[16] Home’s self-description as a ‘proletarian post-modernist‘: http://www.stewarthomesociety.org/krim.htm.

[17] 69 Things, p.107

[18] Those who do not know Home’s work need only read Down and Out in Shoreditch and Hoxton for an example of his skill at switching prose styles — in this instance, within a single novel.

[19] The novel was the subject of an interview published in 3am magazine in 2002: http://www.3ammagazine.com/litarchives/2002_jan/interview_st ewart_home.html.

[20] See: http://www.3ammagazine.com/litarchives/2002_jan/interview_ste wart_home.html

[21] Down and Out, p.25.

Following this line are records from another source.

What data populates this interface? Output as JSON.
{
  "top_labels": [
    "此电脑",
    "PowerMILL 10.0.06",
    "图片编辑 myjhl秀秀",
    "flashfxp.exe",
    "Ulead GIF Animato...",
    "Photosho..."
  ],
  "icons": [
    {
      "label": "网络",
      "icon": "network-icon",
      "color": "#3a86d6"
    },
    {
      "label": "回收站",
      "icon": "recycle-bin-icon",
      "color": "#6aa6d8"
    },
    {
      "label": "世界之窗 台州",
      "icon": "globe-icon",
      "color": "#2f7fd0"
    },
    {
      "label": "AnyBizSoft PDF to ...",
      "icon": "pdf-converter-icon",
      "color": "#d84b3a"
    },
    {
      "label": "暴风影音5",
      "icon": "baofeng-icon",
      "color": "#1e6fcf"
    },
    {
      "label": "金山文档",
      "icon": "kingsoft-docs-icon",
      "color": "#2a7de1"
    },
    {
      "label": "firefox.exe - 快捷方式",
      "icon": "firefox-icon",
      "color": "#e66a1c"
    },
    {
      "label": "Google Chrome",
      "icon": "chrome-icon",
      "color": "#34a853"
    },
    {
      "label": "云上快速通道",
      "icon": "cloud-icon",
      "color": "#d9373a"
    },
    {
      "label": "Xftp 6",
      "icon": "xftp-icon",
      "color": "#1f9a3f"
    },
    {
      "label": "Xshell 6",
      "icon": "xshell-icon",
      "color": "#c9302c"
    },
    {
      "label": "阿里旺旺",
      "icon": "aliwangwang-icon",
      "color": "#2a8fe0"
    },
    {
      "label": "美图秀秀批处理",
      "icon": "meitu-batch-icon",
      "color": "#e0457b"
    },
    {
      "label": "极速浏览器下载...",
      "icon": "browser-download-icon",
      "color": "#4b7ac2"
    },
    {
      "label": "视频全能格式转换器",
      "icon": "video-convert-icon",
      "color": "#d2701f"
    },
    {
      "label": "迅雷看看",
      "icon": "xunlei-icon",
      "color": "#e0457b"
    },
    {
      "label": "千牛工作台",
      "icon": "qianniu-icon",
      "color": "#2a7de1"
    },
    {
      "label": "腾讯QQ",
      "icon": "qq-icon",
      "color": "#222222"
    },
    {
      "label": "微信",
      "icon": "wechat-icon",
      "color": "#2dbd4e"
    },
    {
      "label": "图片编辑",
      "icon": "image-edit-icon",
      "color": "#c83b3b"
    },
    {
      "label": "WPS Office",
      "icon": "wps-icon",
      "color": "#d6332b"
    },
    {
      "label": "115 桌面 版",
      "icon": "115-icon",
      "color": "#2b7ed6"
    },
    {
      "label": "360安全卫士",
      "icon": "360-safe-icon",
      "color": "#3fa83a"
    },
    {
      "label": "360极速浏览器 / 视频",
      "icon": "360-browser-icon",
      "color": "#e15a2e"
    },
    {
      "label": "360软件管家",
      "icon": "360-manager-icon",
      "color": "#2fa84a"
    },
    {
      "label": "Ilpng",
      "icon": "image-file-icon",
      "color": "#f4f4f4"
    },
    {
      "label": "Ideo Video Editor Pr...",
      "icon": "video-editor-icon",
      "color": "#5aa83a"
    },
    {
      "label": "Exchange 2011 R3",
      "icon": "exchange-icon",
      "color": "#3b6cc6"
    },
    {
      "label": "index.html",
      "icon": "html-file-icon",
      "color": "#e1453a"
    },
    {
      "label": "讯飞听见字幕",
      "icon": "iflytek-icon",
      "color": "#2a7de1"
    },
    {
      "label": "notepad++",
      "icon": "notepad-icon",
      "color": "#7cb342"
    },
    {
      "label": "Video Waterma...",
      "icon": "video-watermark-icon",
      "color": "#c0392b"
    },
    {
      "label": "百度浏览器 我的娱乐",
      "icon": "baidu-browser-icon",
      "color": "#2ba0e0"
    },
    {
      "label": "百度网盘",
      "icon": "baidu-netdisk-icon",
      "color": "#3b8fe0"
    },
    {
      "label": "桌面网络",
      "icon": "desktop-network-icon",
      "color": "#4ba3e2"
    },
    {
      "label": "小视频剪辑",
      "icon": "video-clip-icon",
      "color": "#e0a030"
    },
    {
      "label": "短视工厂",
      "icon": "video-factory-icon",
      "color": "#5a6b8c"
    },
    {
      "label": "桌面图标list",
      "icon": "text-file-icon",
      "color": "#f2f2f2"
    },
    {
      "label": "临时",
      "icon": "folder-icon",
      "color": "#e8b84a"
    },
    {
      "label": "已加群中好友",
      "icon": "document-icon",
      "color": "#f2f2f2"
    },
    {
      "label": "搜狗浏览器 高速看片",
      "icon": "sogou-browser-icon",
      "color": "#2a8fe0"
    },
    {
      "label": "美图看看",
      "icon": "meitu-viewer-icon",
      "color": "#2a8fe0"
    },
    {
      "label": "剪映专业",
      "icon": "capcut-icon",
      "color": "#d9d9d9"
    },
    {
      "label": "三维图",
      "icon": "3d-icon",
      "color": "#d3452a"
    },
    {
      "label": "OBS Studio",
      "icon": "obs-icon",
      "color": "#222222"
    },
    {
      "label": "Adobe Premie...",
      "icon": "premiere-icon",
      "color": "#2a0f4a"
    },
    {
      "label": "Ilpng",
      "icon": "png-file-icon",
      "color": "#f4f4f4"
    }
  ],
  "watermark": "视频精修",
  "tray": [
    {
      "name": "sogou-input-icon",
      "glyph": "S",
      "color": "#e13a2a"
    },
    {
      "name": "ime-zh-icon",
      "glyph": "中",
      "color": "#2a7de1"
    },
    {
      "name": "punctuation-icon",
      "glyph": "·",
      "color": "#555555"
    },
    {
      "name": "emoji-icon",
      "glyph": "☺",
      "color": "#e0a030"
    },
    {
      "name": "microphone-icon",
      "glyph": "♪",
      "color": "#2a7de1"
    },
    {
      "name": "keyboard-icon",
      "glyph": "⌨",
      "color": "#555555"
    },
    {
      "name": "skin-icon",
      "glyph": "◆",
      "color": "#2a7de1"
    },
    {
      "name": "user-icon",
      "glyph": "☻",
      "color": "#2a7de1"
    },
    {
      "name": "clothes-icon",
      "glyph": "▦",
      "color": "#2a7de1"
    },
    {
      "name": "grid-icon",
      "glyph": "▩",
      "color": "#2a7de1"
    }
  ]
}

[22] “The best of British blogging”, Guardian, 18 December 2003.

[23] Personal communication, late 1990s. I do not know which year’s competition this was for.

[24] See footnote 6.

[25] Personal communications from Home at the time. On the same ‘Marx, Christ, and Satan’ kick, see: http://www.stewarthomesociety.org/callan.htm

[26] This was under the rubric of Tork Radio. Meanwhile, in Down and Out, prostitute characters are angry at their “exploitation at the hands of literary blades” (p.94). A case of having his cake and eating it?

[27] See footnote 5.